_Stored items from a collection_

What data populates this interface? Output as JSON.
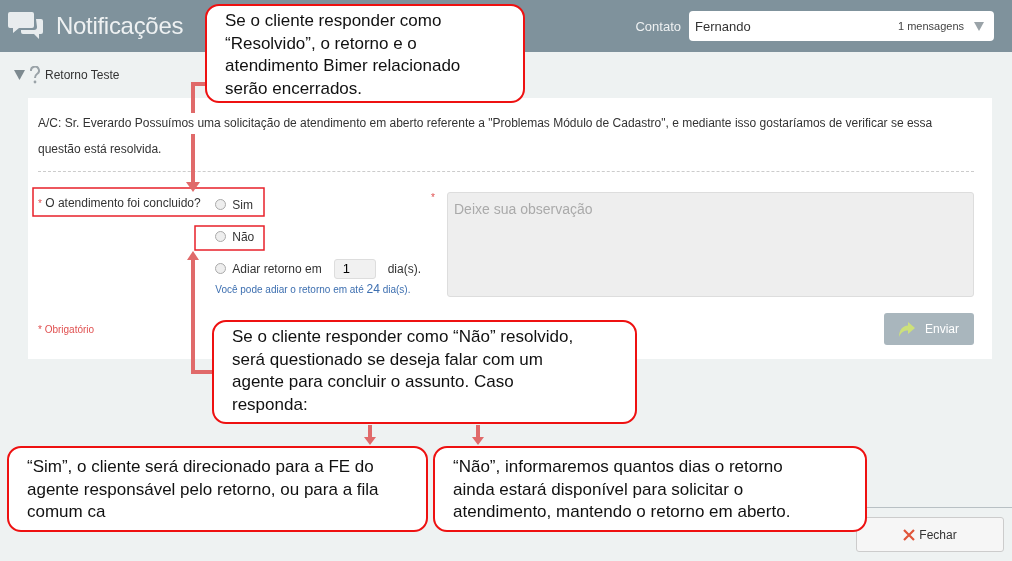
{
  "header": {
    "title": "Notificações",
    "contact_label": "Contato",
    "contact": {
      "value": "Fernando",
      "count": "1 mensagens"
    }
  },
  "section": {
    "title": "Retorno Teste",
    "expanded": true
  },
  "message": "A/C: Sr. Everardo Possuímos uma solicitação de atendimento em aberto referente a \"Problemas Módulo de Cadastro\", e mediante isso gostaríamos de verificar se essa questão está resolvida.",
  "question": {
    "required_mark": "*",
    "label": "O atendimento foi concluido?"
  },
  "options": [
    {
      "kind": "radio",
      "label": "Sim",
      "selected": false
    },
    {
      "kind": "radio",
      "label": "Não",
      "selected": false
    },
    {
      "kind": "postpone",
      "label": "Adiar retorno em",
      "value": "1",
      "unit": "dia(s).",
      "selected": false
    }
  ],
  "hint": "Você pode adiar o retorno em até **24** dia(s).",
  "observation": {
    "required_mark": "*",
    "placeholder": "Deixe sua observação"
  },
  "required_note": "* Obrigatório",
  "send_button": {
    "label": "Enviar",
    "disabled": true
  },
  "close_button": {
    "label": "Fechar"
  },
  "annotations": [
    {
      "text": "Se o cliente responder como “Resolvido”, o retorno e o atendimento Bimer relacionado serão encerrados."
    },
    {
      "text": "Se o cliente responder como “Não” resolvido, será questionado se deseja falar com um agente para concluir o assunto. Caso responda:"
    },
    {
      "text": "“Sim”, o cliente será direcionado para a FE do agente responsável pelo retorno, ou para a fila comum ca"
    },
    {
      "text": "“Não”, informaremos quantos dias o retorno ainda estará disponível para solicitar o atendimento, mantendo o retorno em aberto."
    }
  ]
}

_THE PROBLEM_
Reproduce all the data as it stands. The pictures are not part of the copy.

_EXERCISE OUTPUT_
What data populates this interface? Output as JSON.
{
  "header": {
    "title": "Notificações",
    "contact_label": "Contato",
    "contact": {
      "value": "Fernando",
      "count": "1 mensagens"
    }
  },
  "section": {
    "title": "Retorno Teste",
    "expanded": true
  },
  "message": "A/C: Sr. Everardo Possuímos uma solicitação de atendimento em aberto referente a \"Problemas Módulo de Cadastro\", e mediante isso gostaríamos de verificar se essa questão está resolvida.",
  "question": {
    "required_mark": "*",
    "label": "O atendimento foi concluido?"
  },
  "options": [
    {
      "kind": "radio",
      "label": "Sim",
      "selected": false
    },
    {
      "kind": "radio",
      "label": "Não",
      "selected": false
    },
    {
      "kind": "postpone",
      "label": "Adiar retorno em",
      "value": "1",
      "unit": "dia(s).",
      "selected": false
    }
  ],
  "hint": "Você pode adiar o retorno em até **24** dia(s).",
  "observation": {
    "required_mark": "*",
    "placeholder": "Deixe sua observação"
  },
  "required_note": "* Obrigatório",
  "send_button": {
    "label": "Enviar",
    "disabled": true
  },
  "close_button": {
    "label": "Fechar"
  },
  "annotations": [
    {
      "text": "Se o cliente responder como “Resolvido”, o retorno e o atendimento Bimer relacionado serão encerrados."
    },
    {
      "text": "Se o cliente responder como “Não” resolvido, será questionado se deseja falar com um agente para concluir o assunto. Caso responda:"
    },
    {
      "text": "“Sim”, o cliente será direcionado para a FE do agente responsável pelo retorno, ou para a fila comum ca"
    },
    {
      "text": "“Não”, informaremos quantos dias o retorno ainda estará disponível para solicitar o atendimento, mantendo o retorno em aberto."
    }
  ]
}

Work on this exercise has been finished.